When you travel, do you come with your own background music?
Music is such a deeply personal thing that, let me say straight away, I will not be advertising any particular genre or artist as being the “best for travel”. The aim of this will be to start you thinking in terms of creating your own ‘soundtrack’.
Soundtracks are incredibly important. In any movie, the chosen music should heighten what is happening on screen, and represent that moment forever.
Who, for instance, will ever be able to hear the ‘Chariots of Fire’ theme, and not immediately think of victorious, slow-motion running? Who will hear the Darth Vader theme and not feel just a little bit of a thrill?
Music turns moments into memories, and gives those memories significance, reaching the more primal part of our brains. It’s an emotional connection we make with those moments, and subsequently the stories they belong to.
Bearing that in mind, I think that it is interesting how little thought we put into creating our own soundtracks. We absorb whatever’s playing on the radio, or listen to what our friend tells us is the “best song you’ll ever hear in your LIFE omg”; Passively, we have already started creating our own soundtracks.
Without meaning to, we attach music to all sorts of significant moments in our lives – the day you met your wife; the day you got dumped; the first day of work; the last day you spent with your friends before you moved… Whether the music was on the radio at the time, or you had one earphone in while you were getting ready, or whether it was intruding over a loudspeaker into the moments leading to your first kiss, that music will forever call to mind those events when you hear it again.

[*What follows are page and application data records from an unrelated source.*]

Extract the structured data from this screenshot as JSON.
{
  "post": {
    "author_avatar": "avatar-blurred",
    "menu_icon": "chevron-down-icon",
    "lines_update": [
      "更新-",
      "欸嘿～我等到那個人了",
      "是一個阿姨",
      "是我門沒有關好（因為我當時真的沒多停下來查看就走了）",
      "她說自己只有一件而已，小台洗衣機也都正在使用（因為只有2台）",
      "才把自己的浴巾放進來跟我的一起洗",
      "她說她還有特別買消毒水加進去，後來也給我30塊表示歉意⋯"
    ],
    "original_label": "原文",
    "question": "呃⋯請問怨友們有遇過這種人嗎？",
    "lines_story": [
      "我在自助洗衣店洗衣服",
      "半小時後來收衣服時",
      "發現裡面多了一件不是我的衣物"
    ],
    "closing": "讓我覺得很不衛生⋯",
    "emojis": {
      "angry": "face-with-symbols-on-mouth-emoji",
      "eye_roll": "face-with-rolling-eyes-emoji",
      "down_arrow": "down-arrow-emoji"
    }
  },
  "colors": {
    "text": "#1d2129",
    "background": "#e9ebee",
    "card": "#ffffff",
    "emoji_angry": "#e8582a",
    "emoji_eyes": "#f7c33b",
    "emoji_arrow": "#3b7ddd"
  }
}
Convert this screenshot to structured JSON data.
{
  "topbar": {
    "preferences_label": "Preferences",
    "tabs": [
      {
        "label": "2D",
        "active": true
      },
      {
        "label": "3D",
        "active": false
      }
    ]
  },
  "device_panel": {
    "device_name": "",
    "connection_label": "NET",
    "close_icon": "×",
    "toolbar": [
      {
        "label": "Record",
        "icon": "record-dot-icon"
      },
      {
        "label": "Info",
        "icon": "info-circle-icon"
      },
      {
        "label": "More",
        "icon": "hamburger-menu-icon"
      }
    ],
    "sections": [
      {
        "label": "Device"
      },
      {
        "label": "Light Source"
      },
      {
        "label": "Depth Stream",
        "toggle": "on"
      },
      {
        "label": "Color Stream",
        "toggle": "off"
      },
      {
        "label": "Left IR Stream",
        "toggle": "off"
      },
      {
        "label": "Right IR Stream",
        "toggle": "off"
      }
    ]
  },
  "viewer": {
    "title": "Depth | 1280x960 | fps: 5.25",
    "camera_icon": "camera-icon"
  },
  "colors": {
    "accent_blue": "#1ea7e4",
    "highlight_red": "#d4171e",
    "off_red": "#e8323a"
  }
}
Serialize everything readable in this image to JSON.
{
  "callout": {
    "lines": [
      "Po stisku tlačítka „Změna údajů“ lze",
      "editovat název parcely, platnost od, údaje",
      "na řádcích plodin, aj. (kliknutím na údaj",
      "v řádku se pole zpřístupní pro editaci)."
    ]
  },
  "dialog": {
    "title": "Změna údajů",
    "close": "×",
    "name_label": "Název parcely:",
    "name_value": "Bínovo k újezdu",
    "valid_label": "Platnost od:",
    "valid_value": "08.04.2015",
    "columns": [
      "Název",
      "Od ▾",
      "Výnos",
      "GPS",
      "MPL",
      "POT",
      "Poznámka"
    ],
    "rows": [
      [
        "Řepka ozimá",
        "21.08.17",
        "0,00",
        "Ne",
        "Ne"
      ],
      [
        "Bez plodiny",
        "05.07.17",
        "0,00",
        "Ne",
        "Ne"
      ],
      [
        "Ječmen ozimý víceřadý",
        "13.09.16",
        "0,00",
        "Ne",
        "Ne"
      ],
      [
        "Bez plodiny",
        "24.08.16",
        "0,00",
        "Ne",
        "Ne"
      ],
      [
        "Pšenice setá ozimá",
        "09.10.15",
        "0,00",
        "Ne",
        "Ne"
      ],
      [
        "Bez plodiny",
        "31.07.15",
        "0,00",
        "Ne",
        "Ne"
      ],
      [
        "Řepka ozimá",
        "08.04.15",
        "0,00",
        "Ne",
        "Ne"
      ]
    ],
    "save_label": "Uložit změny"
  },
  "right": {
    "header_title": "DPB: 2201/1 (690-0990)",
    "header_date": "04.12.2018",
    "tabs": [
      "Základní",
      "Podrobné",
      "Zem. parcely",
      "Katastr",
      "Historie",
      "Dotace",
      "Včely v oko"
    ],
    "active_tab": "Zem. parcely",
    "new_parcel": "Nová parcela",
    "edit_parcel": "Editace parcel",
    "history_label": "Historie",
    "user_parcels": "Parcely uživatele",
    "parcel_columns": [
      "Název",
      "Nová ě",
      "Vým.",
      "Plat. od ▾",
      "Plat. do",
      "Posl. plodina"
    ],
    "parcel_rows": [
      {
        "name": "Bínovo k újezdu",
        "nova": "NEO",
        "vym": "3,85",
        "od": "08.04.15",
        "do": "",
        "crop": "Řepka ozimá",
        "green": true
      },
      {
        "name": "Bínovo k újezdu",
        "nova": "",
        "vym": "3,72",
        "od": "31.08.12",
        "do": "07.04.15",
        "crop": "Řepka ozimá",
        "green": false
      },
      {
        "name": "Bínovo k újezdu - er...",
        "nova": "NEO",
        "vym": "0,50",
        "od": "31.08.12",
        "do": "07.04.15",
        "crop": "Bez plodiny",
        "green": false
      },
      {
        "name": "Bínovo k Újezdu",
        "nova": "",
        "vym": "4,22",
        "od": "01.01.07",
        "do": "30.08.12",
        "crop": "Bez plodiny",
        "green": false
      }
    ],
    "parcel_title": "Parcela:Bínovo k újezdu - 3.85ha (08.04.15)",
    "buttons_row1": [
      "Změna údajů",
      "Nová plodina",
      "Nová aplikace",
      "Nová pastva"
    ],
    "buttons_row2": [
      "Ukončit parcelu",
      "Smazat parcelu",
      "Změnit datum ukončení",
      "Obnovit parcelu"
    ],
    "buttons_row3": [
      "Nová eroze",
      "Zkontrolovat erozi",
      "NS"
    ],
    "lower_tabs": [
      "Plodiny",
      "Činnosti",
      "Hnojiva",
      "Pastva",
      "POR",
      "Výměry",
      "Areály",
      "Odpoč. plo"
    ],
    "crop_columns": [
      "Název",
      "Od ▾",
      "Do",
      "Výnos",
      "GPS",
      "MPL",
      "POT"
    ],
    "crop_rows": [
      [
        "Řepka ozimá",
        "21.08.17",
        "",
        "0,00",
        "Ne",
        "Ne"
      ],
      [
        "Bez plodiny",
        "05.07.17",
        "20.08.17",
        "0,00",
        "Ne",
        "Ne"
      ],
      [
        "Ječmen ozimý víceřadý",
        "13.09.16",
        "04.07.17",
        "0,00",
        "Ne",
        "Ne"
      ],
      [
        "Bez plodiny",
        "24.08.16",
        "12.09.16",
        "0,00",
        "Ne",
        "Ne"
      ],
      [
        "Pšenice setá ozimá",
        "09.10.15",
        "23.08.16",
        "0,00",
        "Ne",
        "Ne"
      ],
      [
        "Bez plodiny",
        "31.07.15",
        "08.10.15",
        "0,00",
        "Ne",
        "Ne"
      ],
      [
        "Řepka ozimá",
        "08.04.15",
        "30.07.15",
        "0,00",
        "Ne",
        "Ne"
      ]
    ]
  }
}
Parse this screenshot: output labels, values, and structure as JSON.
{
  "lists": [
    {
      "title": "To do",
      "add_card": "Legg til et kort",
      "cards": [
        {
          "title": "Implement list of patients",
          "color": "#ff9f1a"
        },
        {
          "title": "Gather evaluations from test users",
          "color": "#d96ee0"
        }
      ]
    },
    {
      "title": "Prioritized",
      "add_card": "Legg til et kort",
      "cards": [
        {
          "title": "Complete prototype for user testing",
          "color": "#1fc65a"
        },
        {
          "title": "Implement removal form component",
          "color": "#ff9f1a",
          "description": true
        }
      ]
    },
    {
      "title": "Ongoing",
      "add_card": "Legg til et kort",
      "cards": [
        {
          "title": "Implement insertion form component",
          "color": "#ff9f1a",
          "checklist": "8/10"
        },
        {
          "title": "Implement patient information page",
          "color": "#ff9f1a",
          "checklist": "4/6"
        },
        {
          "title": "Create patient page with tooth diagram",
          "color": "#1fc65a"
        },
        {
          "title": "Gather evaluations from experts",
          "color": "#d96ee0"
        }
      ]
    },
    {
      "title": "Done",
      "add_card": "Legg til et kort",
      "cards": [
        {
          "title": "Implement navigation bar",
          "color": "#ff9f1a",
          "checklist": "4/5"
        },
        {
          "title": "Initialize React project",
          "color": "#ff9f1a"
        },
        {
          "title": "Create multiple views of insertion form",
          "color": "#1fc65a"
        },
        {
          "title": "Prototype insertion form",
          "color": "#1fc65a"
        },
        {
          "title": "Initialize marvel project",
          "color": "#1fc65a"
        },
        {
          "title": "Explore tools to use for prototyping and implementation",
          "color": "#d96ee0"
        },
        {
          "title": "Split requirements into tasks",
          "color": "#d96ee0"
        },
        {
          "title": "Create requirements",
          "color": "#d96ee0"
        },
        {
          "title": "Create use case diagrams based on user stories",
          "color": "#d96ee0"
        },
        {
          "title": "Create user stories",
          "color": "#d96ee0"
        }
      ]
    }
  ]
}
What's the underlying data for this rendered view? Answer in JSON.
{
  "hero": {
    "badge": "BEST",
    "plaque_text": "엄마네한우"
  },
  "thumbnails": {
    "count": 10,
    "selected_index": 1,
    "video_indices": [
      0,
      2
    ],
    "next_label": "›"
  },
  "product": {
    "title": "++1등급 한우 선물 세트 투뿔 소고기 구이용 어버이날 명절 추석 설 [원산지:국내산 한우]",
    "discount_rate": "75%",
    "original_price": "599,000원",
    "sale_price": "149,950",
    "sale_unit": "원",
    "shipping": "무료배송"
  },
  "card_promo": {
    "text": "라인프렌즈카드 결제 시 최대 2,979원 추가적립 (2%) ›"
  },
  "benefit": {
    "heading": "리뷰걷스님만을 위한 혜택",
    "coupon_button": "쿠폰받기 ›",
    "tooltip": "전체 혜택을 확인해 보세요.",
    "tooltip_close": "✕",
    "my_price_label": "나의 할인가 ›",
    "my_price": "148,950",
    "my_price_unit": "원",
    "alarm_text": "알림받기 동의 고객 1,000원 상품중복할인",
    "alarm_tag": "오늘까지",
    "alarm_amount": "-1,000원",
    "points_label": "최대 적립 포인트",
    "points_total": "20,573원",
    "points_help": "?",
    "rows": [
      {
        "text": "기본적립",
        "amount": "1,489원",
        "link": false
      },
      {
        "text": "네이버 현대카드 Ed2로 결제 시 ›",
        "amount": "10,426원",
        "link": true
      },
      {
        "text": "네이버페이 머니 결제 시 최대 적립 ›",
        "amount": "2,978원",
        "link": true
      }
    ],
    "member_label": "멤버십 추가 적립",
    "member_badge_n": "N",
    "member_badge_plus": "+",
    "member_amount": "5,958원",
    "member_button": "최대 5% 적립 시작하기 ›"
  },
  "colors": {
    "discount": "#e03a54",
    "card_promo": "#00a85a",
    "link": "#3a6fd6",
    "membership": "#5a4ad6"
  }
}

We realize the significance of the music attached to those moments only when planning weddings, funerals, and other high-emotion events. The soundtrack of these major occasions will be selected from the soundtrack of the lives they are celebrating. I think we should put more time into deciding what we want those soundtracks to be.
I remember when I went to Venice. It was 8 years ago, and it lasted for a day and a half, But I remember almost everything that happened in Venice whenever I listen to the ‘Love Actually’ soundtrack; That was what I was listening to at the time. I had the ‘Glasgow Love Theme’ on repeat as we glided past wintery islands in the water, on our way to Murano. For me, listening to that beautiful little piece of music gave romance and depth to what was essentially a water-based bus ride. It turned an insignificant moment into a treasured one.
Then, of course, you have what happens when you put no thought into your soundtrack at all.
I was in Iceland for a 10-day road trip around the ring road. For some reason, on that holiday, I had started listening to ‘the Lonely Island’ – a comedy rap group. Now, they are hilarious and irreverent, and I have lots of time for their work. I should not, however, have given my Iceland time to them.
The glorious memory of those volcanoes and glaciers and endless fields of lava will, for me, forever come with a background of insincerity and expletives. Hilarious in the right context, but not in this one. Iceland has ruined ‘the Lonely Island’ for me as much as they almost ruined Iceland.
We can’t always choose the music that will hold significance for us. Chance is an annoying, but also magical, part of Life. Sometimes it chooses better than you could. However, when you are planning your holiday – as you consider clothes to pack, routes to take and activities to plan, I advise you to also take a few moments to plan your holiday soundtrack.
What will be your playlist? What do you want to influence how your future experiences will make you feel? Will certain music make you feel more reflective? Or adventurous? Confident? Light-hearted? Romantic? Focused? Think about what you need this trip to be; think about how you want to remember it.
One final piece of advice: Think about the country you are visiting. What kind of music is popular there? It might be some kind of folk, or pop, or classical, or jazz… Listening to the same music that the locals listen to should help you to slot into the literal and figurative rhythm of the country. Some examples: Nuevo Tango in Argentina; Sigur Ros in Iceland; ‘Riverdance’ in Ireland. These are fairly stereotypical ideas, but they might be what you need, or they might just start you thinking. Go on blogs and other sites and try to see what music will fit the environment you’re about to become a part of.
Once you’re done, why not post your playlist on youtube or twitter or whichever social media platform you prefer? It will help other people plan their holidays with the same attention to detail. Travel is so often about shared experiences.